She always told Douglas to make sure her daughter was ‘fully covered up’ because she did not want the village boys looking at her. She also did not send down gold jewellery for the simple reason that she feared boys would be interested in her Chammi for the sake of her money nor did she want the villages to know about her salary. “I always told Duggi to cover her up well because her body had matured beyond her age.” She had also warned her daughter of this and she remembers Chammi saying that she will never overstep her boundaries till her mother comes back and that she will protect her dignity in the village.
She is at a loss as to what she should do with the material comforts she had stacked upto put in Chammi’s room in their two storied dream house. She hopes she could find another, closely resembling her late daughter to give her these comforts and to bring up as her own.
Her husband, W. D.Rathuwadu fondly known as ‘Duggi’ or ‘Golden Duggi’ by Yasawathi is remembered as a mild and innocent person. His only blemish was his excessive drinking. But according to her he had not caused trouble anywhere. She also proclaimed that her love for him never ceased even though he drank. Their love story starts in the hallways of Pitigala Ananda Vidyalaya, while they were studying for their Advanced Levels, the same school their daughter attended years after.
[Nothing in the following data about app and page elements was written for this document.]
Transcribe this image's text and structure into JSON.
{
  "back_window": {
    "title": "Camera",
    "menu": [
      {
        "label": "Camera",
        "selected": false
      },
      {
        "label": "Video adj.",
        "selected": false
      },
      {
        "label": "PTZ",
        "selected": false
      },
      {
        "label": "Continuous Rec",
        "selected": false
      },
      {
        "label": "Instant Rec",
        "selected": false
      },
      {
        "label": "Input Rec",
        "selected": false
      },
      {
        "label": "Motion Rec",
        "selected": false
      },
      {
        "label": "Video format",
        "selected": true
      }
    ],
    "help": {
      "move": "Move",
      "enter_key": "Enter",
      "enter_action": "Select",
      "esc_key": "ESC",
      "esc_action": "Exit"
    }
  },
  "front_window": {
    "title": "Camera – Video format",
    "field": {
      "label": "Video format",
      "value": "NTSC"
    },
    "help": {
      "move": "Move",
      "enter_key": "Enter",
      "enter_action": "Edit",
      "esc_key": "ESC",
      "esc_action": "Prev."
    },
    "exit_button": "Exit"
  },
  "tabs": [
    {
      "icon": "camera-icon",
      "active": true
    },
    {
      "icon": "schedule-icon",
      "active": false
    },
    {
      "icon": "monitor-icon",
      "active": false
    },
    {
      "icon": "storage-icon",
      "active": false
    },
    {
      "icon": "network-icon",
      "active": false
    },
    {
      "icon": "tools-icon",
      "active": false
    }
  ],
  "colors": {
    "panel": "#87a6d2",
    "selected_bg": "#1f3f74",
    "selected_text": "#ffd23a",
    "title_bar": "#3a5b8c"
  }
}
Regardless of his short comings he had taken great pains in bringing up their only child. He had promised Yasawathi that he will bring their daughter up in a manner that one day she would bring great honour to her mother. But these are now just haunting memories of the past.
This incident is one that rocked an entire family and left would deep and sore, that nothing is ever likely to be ‘Normal’ in their lives again. The Grandmother of Chammi reels with guilt over the fact that she never was able to cook the meal she had intended for the family. Yasawathi explains that her mother was to cook a meal of Jak Fruit for Chammi since that was her favourite meal. The guilt further seeps into the skin of this ailing woman due to the fact that on that fateful night she was not there to protect her beloved granddaughter. Yasawathi explains “My mother who usually stays with my husband and daughter stayed with my sister that night because of her ailments.” To this day her mother refuses to consume anything and lies in bed idly meditating on that she could have done differently.
The root cause for this murder is still unknown. Given that no valuables were missing from the house or the shop and with no evidence of sexual abuse towards Chammi Madushani, one is stuck at the crossroads trying to figure out the root cause behind this double murder.
‘I promised my husband and my daughter that I would not rest until I find out who did this to them. I want to hear it from the murderer’s own mouth why he killed my innocent child and my golden Duggy,’ she says.
The Pitigala police stated that investigations are still being conducted on this case. The wind will carry this story on but hopefully the murderers will be found and punished for their actions soon.
“Cruel with guilt, and daring with despair, the midnight murderer bursts the faithless bar; invades the sacred hour of silent rest and leaves, unseen, a dagger in your breast.” Said Samuel Johnson; just as he said the murderers have invaded the silence of the happy family and replaced it with sighs of longings and despair.
(Additional reporting by Yasas Mendis)